**SOURCE MATERIAL**
=== Begin Enclosure ===
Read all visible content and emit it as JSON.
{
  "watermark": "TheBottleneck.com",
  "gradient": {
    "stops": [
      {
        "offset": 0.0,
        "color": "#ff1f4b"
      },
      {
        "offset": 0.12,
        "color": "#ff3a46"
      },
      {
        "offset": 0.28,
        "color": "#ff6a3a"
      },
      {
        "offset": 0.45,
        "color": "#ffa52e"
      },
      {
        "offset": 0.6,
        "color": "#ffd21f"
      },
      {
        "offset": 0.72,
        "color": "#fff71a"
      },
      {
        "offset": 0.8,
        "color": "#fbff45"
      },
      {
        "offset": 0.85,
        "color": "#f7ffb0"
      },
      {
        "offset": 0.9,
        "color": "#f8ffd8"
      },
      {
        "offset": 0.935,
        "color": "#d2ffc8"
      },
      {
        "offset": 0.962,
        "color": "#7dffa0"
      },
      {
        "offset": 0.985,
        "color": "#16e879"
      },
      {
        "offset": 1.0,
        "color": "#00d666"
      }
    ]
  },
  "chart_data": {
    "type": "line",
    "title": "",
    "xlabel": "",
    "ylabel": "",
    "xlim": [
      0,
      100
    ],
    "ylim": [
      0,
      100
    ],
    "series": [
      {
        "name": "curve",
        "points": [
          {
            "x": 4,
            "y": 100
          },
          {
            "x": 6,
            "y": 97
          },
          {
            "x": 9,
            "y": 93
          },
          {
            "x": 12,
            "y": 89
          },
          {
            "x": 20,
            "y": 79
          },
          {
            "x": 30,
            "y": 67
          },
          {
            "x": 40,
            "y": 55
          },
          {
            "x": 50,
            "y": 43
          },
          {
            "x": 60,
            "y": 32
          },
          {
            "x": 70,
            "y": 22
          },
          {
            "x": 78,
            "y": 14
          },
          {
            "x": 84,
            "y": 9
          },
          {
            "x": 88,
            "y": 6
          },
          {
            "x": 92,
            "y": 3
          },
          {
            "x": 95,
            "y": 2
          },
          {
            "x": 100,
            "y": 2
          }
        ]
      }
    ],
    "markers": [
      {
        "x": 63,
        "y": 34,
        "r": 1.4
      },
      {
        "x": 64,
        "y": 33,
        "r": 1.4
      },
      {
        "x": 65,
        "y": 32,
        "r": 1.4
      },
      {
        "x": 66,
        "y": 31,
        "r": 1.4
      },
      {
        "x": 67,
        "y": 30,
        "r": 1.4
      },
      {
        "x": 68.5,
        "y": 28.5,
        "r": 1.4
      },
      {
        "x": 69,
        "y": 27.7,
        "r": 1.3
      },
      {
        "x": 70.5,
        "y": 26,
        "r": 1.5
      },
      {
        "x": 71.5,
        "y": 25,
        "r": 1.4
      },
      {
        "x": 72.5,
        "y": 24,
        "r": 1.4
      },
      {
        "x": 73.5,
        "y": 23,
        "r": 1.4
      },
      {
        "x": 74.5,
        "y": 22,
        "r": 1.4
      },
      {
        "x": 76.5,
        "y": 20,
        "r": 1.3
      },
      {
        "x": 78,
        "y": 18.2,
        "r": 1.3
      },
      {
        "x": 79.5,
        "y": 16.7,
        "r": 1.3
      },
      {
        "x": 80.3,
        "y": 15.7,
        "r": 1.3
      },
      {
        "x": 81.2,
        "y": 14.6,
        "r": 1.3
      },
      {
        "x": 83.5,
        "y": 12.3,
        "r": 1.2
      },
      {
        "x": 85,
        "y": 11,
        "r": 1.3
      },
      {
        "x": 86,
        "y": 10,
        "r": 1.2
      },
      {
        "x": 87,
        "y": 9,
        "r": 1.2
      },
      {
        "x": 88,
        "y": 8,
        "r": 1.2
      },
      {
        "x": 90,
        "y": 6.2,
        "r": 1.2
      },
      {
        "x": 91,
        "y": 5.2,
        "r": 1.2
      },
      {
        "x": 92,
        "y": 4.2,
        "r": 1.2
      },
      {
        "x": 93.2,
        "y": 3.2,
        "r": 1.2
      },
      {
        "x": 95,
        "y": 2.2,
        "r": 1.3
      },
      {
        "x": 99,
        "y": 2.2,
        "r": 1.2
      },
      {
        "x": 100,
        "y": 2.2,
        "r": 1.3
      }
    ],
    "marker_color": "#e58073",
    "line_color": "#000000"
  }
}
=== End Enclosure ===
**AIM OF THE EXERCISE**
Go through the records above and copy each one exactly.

**SOLUTION TO THE EXERCISE**
Read all visible content and emit it as JSON.
{
  "watermark": "TheBottleneck.com",
  "gradient": {
    "stops": [
      {
        "offset": 0.0,
        "color": "#ff1f4b"
      },
      {
        "offset": 0.12,
        "color": "#ff3a46"
      },
      {
        "offset": 0.28,
        "color": "#ff6a3a"
      },
      {
        "offset": 0.45,
        "color": "#ffa52e"
      },
      {
        "offset": 0.6,
        "color": "#ffd21f"
      },
      {
        "offset": 0.72,
        "color": "#fff71a"
      },
      {
        "offset": 0.8,
        "color": "#fbff45"
      },
      {
        "offset": 0.85,
        "color": "#f7ffb0"
      },
      {
        "offset": 0.9,
        "color": "#f8ffd8"
      },
      {
        "offset": 0.935,
        "color": "#d2ffc8"
      },
      {
        "offset": 0.962,
        "color": "#7dffa0"
      },
      {
        "offset": 0.985,
        "color": "#16e879"
      },
      {
        "offset": 1.0,
        "color": "#00d666"
      }
    ]
  },
  "chart_data": {
    "type": "line",
    "title": "",
    "xlabel": "",
    "ylabel": "",
    "xlim": [
      0,
      100
    ],
    "ylim": [
      0,
      100
    ],
    "series": [
      {
        "name": "curve",
        "points": [
          {
            "x": 4,
            "y": 100
          },
          {
            "x": 6,
            "y": 97
          },
          {
            "x": 9,
            "y": 93
          },
          {
            "x": 12,
            "y": 89
          },
          {
            "x": 20,
            "y": 79
          },
          {
            "x": 30,
            "y": 67
          },
          {
            "x": 40,
            "y": 55
          },
          {
            "x": 50,
            "y": 43
          },
          {
            "x": 60,
            "y": 32
          },
          {
            "x": 70,
            "y": 22
          },
          {
            "x": 78,
            "y": 14
          },
          {
            "x": 84,
            "y": 9
          },
          {
            "x": 88,
            "y": 6
          },
          {
            "x": 92,
            "y": 3
          },
          {
            "x": 95,
            "y": 2
          },
          {
            "x": 100,
            "y": 2
          }
        ]
      }
    ],
    "markers": [
      {
        "x": 63,
        "y": 34,
        "r": 1.4
      },
      {
        "x": 64,
        "y": 33,
        "r": 1.4
      },
      {
        "x": 65,
        "y": 32,
        "r": 1.4
      },
      {
        "x": 66,
        "y": 31,
        "r": 1.4
      },
      {
        "x": 67,
        "y": 30,
        "r": 1.4
      },
      {
        "x": 68.5,
        "y": 28.5,
        "r": 1.4
      },
      {
        "x": 69,
        "y": 27.7,
        "r": 1.3
      },
      {
        "x": 70.5,
        "y": 26,
        "r": 1.5
      },
      {
        "x": 71.5,
        "y": 25,
        "r": 1.4
      },
      {
        "x": 72.5,
        "y": 24,
        "r": 1.4
      },
      {
        "x": 73.5,
        "y": 23,
        "r": 1.4
      },
      {
        "x": 74.5,
        "y": 22,
        "r": 1.4
      },
      {
        "x": 76.5,
        "y": 20,
        "r": 1.3
      },
      {
        "x": 78,
        "y": 18.2,
        "r": 1.3
      },
      {
        "x": 79.5,
        "y": 16.7,
        "r": 1.3
      },
      {
        "x": 80.3,
        "y": 15.7,
        "r": 1.3
      },
      {
        "x": 81.2,
        "y": 14.6,
        "r": 1.3
      },
      {
        "x": 83.5,
        "y": 12.3,
        "r": 1.2
      },
      {
        "x": 85,
        "y": 11,
        "r": 1.3
      },
      {
        "x": 86,
        "y": 10,
        "r": 1.2
      },
      {
        "x": 87,
        "y": 9,
        "r": 1.2
      },
      {
        "x": 88,
        "y": 8,
        "r": 1.2
      },
      {
        "x": 90,
        "y": 6.2,
        "r": 1.2
      },
      {
        "x": 91,
        "y": 5.2,
        "r": 1.2
      },
      {
        "x": 92,
        "y": 4.2,
        "r": 1.2
      },
      {
        "x": 93.2,
        "y": 3.2,
        "r": 1.2
      },
      {
        "x": 95,
        "y": 2.2,
        "r": 1.3
      },
      {
        "x": 99,
        "y": 2.2,
        "r": 1.2
      },
      {
        "x": 100,
        "y": 2.2,
        "r": 1.3
      }
    ],
    "marker_color": "#e58073",
    "line_color": "#000000"
  }
}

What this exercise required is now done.